“That was him pretty much the entire trip,” Liz said — the title of their travel blog was “Rolling with Rufus,” and he mostly rolls with everything — although she noted he did seem to get a little concerned every time they began packing up, strapping down and getting ready to move to the next place.
For all of them, the trip that began in November was a lesson in the benefits of travel and friends, Dan said. They visited, and in some cases, stayed with, friends and family all over the country, including the family that put them up when they got back to Richmond at the end of May — a little earlier than expected, because they couldn’t find anywhere to park their RV along the North and South Carolina coasts as lots of other people had the same idea — without a place to stay as they were searching for a new house.
“We all just meshed really well,” Liz said. “Somehow it just worked.”
Favorite places along the way included Sedona, Ariz., a nice stop after the Grand Canyon, which was wonderful in a natural sense (“It was amazing how close you felt to the stars,” Liz said) but lacking in cell service, which Liz needed for her corporate job and Noah needed for school.

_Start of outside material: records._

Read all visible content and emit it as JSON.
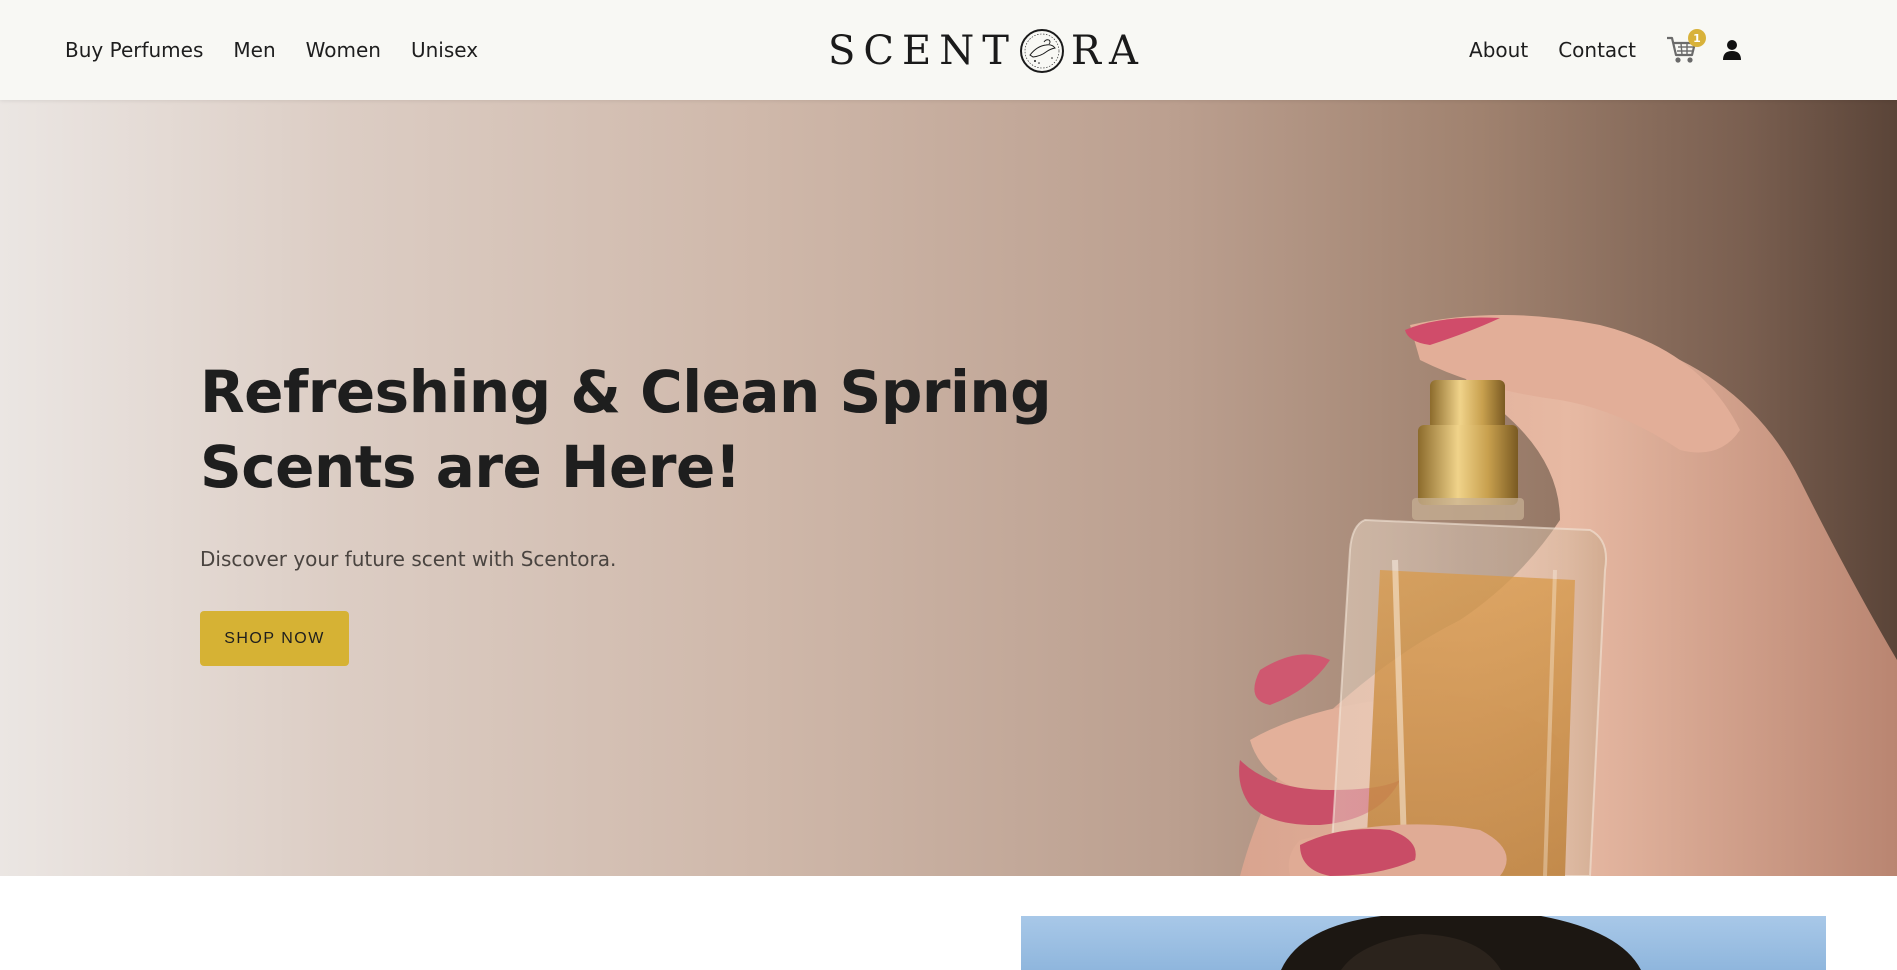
{
  "nav": {
    "left": [
      {
        "label": "Buy Perfumes"
      },
      {
        "label": "Men"
      },
      {
        "label": "Women"
      },
      {
        "label": "Unisex"
      }
    ],
    "right": [
      {
        "label": "About"
      },
      {
        "label": "Contact"
      }
    ],
    "cart_count": "1",
    "cart_icon": "cart-icon",
    "user_icon": "user-icon"
  },
  "logo": {
    "left_text": "SCENT",
    "right_text": "RA"
  },
  "hero": {
    "title_line1": "Refreshing & Clean Spring",
    "title_line2": "Scents are Here!",
    "subtitle": "Discover your future scent with Scentora.",
    "cta_label": "SHOP NOW"
  },
  "colors": {
    "accent": "#d6b234",
    "header_bg": "#f8f8f4",
    "text": "#1e1e1e"
  }
}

They loved the Florida Keys, where they fed tarpon and marveled at the almost unreal color of the water. Other highlights included the food of New Orleans and Charleston, S.C.; the month they spent in Texas with Liz’s family (except for the freeze, though they got good stories out of that); and mountain biking in Utah, snowboarding in New Mexico and sledding in Texas by way of an all-terrain vehicle and johnboat.
They put about 10,000 miles on the RV, which they plan to sell after they tidy it up, and made it as far west as Las Vegas. They originally intended to hit California and see the Pacific coast and redwoods, but their plans changed along the way. That sort of flexibility was generally their friend (“We’re not really planners,” Dan said, at which Liz laughed), though some of their “day-of” calls to fully booked campgrounds forced them to start looking at least a week ahead to future destinations.
There were no catastrophes along the way, though Dan did lose his cellphone at Busch Gardens in Florida when a roller coaster turned him upside-down. He recovered the phone — miraculously undamaged — the next day. He wasn’t so lucky with his wedding ring, which went missing on a beach trip on the east coast of Florida. He replaced it when they got back to Richmond.
COVID-19 was, of course, a large part of the reason they made the trip in the first place. They had no particular issues with the virus itself, although they encountered the range of responses to the pandemic.
In places like Austin, everyone seemed to be wearing masks; in more rural places, Liz, Dan and Noah seemed to be the only ones. When Liz and Dan became age-eligible for a vaccine, they were in Florida, but their attempts to get vaccinated were thwarted because they were not state residents. They had to wait until they returned to Richmond to get their jabs.
Now, they’re good to go. Noah is looking forward to starting sixth grade at Richmond’s Binford Middle School, Liz continues to work her job, and Dan is figuring out what’s next. He spent 18 years as a school photographer but now wants to do something different. He would like to move more into the realm of fine art photography and hopes the images he made on their trip will give him a good start. He’s also considering using his photos as the basis for a “Rolling With Rufus” book of their travels.
I asked about returning to “real life” after more than six months on the road.
It was time, Dan said.
He couldn’t remember where they were — he thought it was Savannah, Noah said it was Alabama — when they were watching a movie in their RV, and Liz commented offhand about not being able to stretch out. “I miss a couch,” she said.
Dan replied, “Yeah, I do, too.”